Selling cans of beans is all about volume,so the manufacturer will only sell large orders of beans, either directly tosupermarket chains or to wholesalers. The producer will not want to spend moneyon distribution, so buyers will need to collect their orders from theproduction warehouse or distribution centre.
Large supermarket chains will have theirown distribution centres, as will wholesalers. Therefore the buyers purchasehuge quantities of canned beans (based on demand forecasts) and store them fordistribution on demand to their outlets (in the case of supermarket chains) orfor sale to retailers (in the case of wholesalers).
The store where you buy your beans shouldtherefore, always have plenty of stocks, since it will receive beans by thepallet or at least, by part-pallet.
TheGlass of Draft Beer
Just like the can of beans, you won’t havethe beer delivered to your door. Instead it will be delivered to your glass.Therefore you must buy your beer in an establishment that can sell beer on tap.That means it will actually be packaged for dispense from an aluminium cask orkeg.
For the beer producer, distributing draftbeer poses a few special challenges. Beer kegs are large, heavy items and theretailers (bars) are often located in town or city centres, along narrowstreets inaccessible to large delivery trucks. Therefore, it’s generallyimpractical to try and service outlets spread around a country, from one or twocentrally located distribution centres.
Because of this logistical challenge, abrewing company might have warehouses situated on the edges of urbanconurbations. Draft beer will be regularly shipped from the production plant ora distribution center to these regional or local warehouses.
Inturn, the warehouses will deliver the kegs of beer to the bars and otheroutlets within their individual distribution areas. Unlike the canned-beanproducer therefore, breweries often have an extra set of nodes in theirdistribution networks.
TheDesktop Computer
In contrast to the previous two productswe’ve explored, a desktop computer is much more likely to be delivered right toyour front door. To keep the illustration simple, let’s assume you order yournew computer online. It’s more than likely that you will be able to choose froma wide range of specifications for your computer.
Of course it would be inconceivable thatthere is a warehouse somewhere, stocked with a number of computers complyingwith the exact specifications you chose. Instead, your computer will beassembled after you place your order, meaning you need to wait a few days fordelivery.

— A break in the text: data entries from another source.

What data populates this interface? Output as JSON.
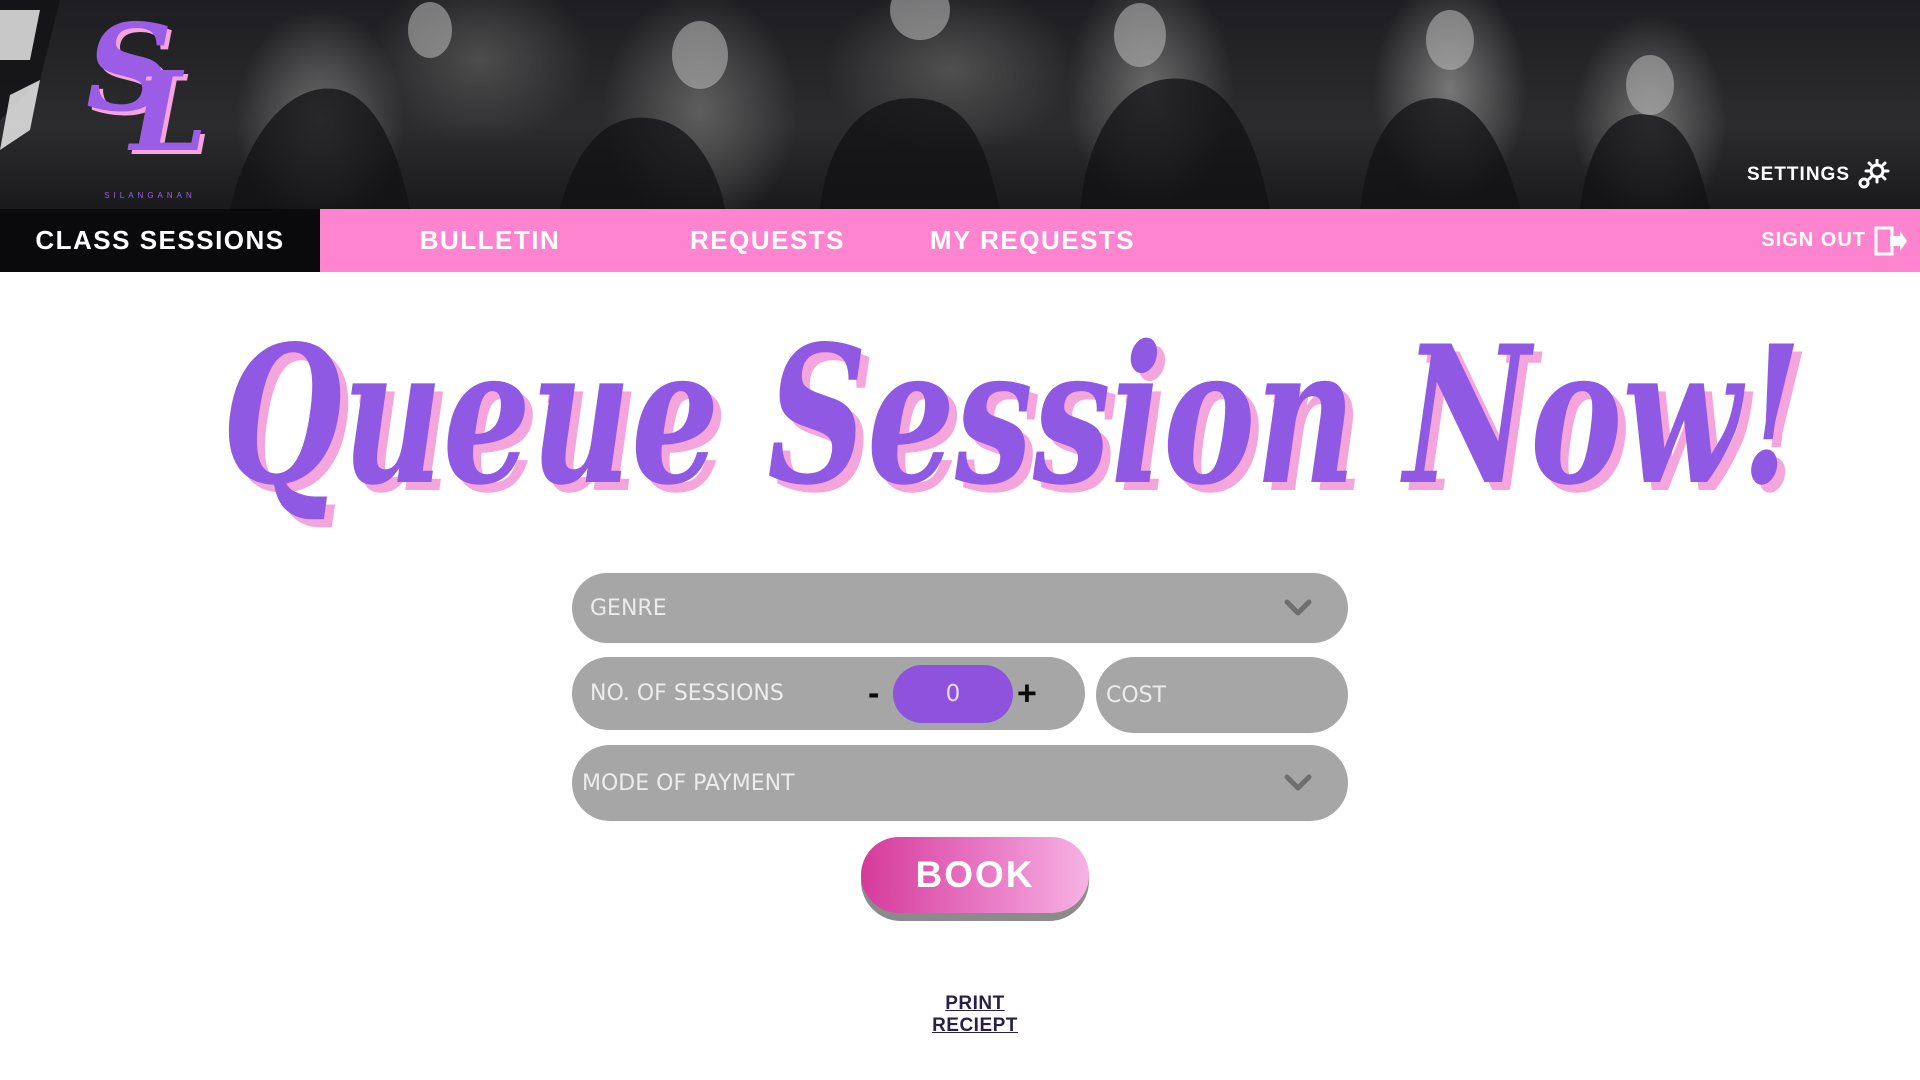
{
  "brand": {
    "logo_text": "SL",
    "logo_sub": "SILANGANAN",
    "accent": "#9b5de5",
    "pink": "#ff84cf"
  },
  "header": {
    "settings_label": "SETTINGS",
    "settings_icon": "gear-icon"
  },
  "nav": {
    "tabs": [
      {
        "label": "CLASS SESSIONS",
        "active": true
      },
      {
        "label": "BULLETIN",
        "active": false
      },
      {
        "label": "REQUESTS",
        "active": false
      },
      {
        "label": "MY REQUESTS",
        "active": false
      }
    ],
    "signout_label": "SIGN OUT",
    "signout_icon": "sign-out-icon"
  },
  "main": {
    "title": "Queue Session Now!",
    "form": {
      "genre_placeholder": "GENRE",
      "sessions_label": "NO. OF SESSIONS",
      "sessions_minus": "-",
      "sessions_plus": "+",
      "sessions_value": "0",
      "cost_placeholder": "COST",
      "payment_placeholder": "MODE OF PAYMENT",
      "book_label": "BOOK",
      "print_label": "PRINT RECIEPT"
    }
  }
}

Assuming all the components come from asingle manufacturer, the distribution network may in fact, be verystraightforward. The manufacturer will simply assemble the computer at thefactory, to meet your specifications. They will then send the finished item byparcel service, directly to your home. This means the manufacturer will need nostrategically located warehouses and indeed, may not even be located in thesame country as you are.
Nothingto it, huh? … Okay, I’m guilty of simplifying thethree scenarios above, just a little bit. In reality, there are many factorswhich will influence the way distribution networks are designed and there isreally no standard in any specific industry.
For example, some computer manufacturersutilize distribution hubs, where components such as monitors (made by othermanufacturers) are amalgamated with the main processing units and where finalassembly to a customer’s specifications might be completed.
Similarly, some large bars may installtanks on their premises, with beer being distributed directly from the breweryby tanker.
However, hopefully the three examplescenarios give you a reasonable idea how distribution networks might differfrom one industry to another. In a future article, I’ll try to explain some ofthe cost impacts of each type of network, but right now it’s time to close downthe desktop computer, drink some beer and eat some beans, hopefully with a nicepiece of steak on the side.